Mattel‘s Hello Barbie doll is giving many people pause because they’ve figured out that the toy is capable of much more than just chatting with your child. Called the “world’s first interactive Barbie doll,” the toy uses WiFi and speech recognition to be able to have a two-way conversation with your child. The doll is also able to learn things and tell jokes and stories. Information Barbie learns from your child (like their hobbies and favorite foods) goes into a cloud that Mattel can also use to update the doll. It sounds really cool and futuristic – except when you realize that Mattel can pretty much listen in on your conversations.

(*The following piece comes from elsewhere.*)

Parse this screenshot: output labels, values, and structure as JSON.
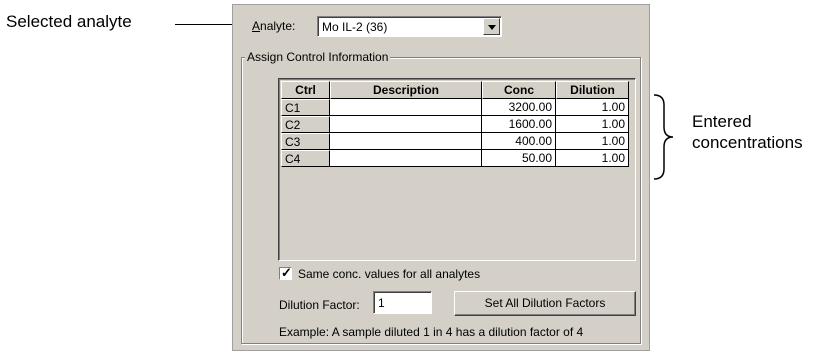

Hello Barbie can remember your child’s likes, dislikes and information about your family life, which some worry that Mattel can use for advertising purposes. ToyTalk, the company Mattel teamed up with to create the doll, says that they don’t use any of the information for marketing, and the doll includes a feature that e-mails all the conversations to the parents. There is also the issue of children not being able to consent to having their information culled in this manner because, well, they’re not adults. ToyTalk says that parents will likely have to give permission to record their child’s voice.
Mattel says they are “committed to safety and security, and Hello Barbie conforms to applicable government standards.” The Campaign for a Commercial-Free Childhood has launched a petition to help stop production of the controversial toy. “Children naturally confide in their dolls, and reveal a great deal about themselves when they play,” the petition reads. “It is wrong for Mattel and your technology partner ToyTalk to record, transmit, and analyze these intimate conversations (and others within range of “Hello Barbie” microphones) for use—or misuse—by Mattel, ToyTalk, or any entity that might intercept or access the data captured by the doll and/or your computers.”

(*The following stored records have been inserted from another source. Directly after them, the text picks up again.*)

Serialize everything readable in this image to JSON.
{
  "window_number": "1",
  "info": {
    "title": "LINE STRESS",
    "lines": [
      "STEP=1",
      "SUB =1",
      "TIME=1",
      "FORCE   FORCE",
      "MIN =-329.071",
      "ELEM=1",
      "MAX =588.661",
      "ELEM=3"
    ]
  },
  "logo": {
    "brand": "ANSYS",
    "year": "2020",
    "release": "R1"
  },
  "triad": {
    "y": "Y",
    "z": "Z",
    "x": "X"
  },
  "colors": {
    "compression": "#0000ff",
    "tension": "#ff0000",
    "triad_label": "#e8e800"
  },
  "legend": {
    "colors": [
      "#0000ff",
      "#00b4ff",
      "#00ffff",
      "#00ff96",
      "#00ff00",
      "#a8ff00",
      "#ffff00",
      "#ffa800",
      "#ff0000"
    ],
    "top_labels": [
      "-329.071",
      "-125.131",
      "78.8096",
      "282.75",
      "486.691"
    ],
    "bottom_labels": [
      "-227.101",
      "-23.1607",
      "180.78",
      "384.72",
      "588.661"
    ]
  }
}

You’ve got to admit – it is beyond creepy that a doll is storing information about your child and your home life on servers they can access in a snap. We’re all for technological advances, but the idea of a corporation having personal information about your child on file is deeply troubling.
The doll, priced at $74.99 is expected to come out this fall.